Jose said...

You know my stance regarding religions - I am not a religious person - has a nuance as compared to yours. My opinion is that religions in themselves do not damage the individual nor do they damage anybody if conveniently applied. What's always happened - I dare to say since Emperor Constantine manipulated the First Council of Nicaea, earthly powers have ever used religions in their own benefit. And what is even more shameful is that the faithful - that is those who really uphold the religion - believe what those manipulators have to say.

Dual morals at work.


Richard W. Symonds said...

Well, the US Neo-Cons managed to con the politico-religious Judaeo-Christian electorate into a right-wing corner - that's for sure.

That support looks as if it's evaporating - thank God.

lavenderblue said...

I only wanted to say 'hello' because I can now........
I don't understand a word of all this.
I found a bible in the garage - does that make me acceptable ?
And if so, to whom ?

Jose said...

Lavenderblue, that you have a Bible in your garage or not only can or cannot make you acceptable to yourself. Nobody is entitled to interfere in your personal feelings or beliefs.

anticant said...

A Bible in the garage? You have a GARAGE?? And a Rolls-Royce???

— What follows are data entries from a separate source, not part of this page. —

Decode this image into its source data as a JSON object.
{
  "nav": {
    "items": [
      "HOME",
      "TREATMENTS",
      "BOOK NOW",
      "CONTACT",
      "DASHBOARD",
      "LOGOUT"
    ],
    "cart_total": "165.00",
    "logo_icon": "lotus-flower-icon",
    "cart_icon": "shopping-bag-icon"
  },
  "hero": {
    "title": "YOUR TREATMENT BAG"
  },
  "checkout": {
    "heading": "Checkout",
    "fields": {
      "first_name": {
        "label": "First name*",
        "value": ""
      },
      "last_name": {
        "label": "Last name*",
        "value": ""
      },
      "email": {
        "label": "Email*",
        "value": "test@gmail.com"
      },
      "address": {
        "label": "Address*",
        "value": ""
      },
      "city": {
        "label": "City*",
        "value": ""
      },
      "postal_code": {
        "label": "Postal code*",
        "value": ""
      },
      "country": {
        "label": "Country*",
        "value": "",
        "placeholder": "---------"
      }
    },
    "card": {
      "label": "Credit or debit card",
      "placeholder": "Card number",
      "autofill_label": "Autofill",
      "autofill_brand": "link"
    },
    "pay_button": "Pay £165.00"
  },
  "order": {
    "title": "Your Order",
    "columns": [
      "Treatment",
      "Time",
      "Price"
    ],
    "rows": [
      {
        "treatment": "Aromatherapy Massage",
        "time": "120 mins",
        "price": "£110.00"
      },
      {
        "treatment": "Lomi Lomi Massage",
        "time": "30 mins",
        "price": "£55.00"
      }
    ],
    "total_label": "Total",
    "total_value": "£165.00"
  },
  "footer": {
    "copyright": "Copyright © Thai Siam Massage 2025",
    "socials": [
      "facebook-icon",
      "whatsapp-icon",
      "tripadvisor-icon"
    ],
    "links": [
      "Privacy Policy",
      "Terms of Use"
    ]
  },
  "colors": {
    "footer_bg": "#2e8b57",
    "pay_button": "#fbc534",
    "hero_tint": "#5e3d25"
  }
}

You need the Bible in your repertoire - a rich repository of ruderies. There's a tale of some children who lived in a large old country house and were sent to play in the attic one rainy day. They were so quiet that their parents wondered what they could be doing. When they came down to tea they said "We found a dusty old book called Holly Bibble, and it waa full of the FILTHIEST stories!" As Jose will doubtless tell you, there are some uplifting ones in it too.

lavenderblue said...

Oh thank you for that, Anticant !
I cannot recall ever having read the bible....I remember with deep loathing Sunday School, and Assembly.
Maybe i should dust it down, it's quite an ornate affair.
I also have a deep dislike for 'born again christians'.
A motley crew if ever there was......
It's a funny thing, Jose,that people ALWAYS feel the need to interfere with personal feelings.
I don't have any beliefs.....

Richard W. Symonds said...

But I sense people believe in you, Lavenderblue.

anticant said...

Of course you have beliefs, lavender - everyone does. I take it you believe that you exist?

The King James version of the Bible contains some of the most wonderful passages in the English language. You really should read the New Testament for the rhythm and prose-poetry - you might even get some useful ideas from it! [The horror-stories are mostly in the Old Testament.]

Born-again Christians are something else. Katharine Whitehorn once immortally said that she wished most born-again people hadn't been born the first time.....

Jose said...

Yes, Lavender, as Anticant says you must have some belief in yourself, perhaps covered with a layer of veneer, but there it is. Don't you believe in at least some human beings? Don't you believe in Nature? Don't you believe what your parents taught you years ago? Don't you believe in yourself?

And as Anticant implies in his posts, a person should read everything, be it the Bible or other topics that perhaps some consider prejudicial. Our free thinking should do the rest.

Jose said...

And, Anticant, thanks for opening the blog. It is more pleasant sending posts and reading them immediately afterwards.

Richard W. Symonds said...

Talking about "free thinking", I noticed this quote at the top of a solicitors's advert (?!) yesterday :

"Mind is like a parachute : function best when open"

(hat-tip : Sabeers Solicitors)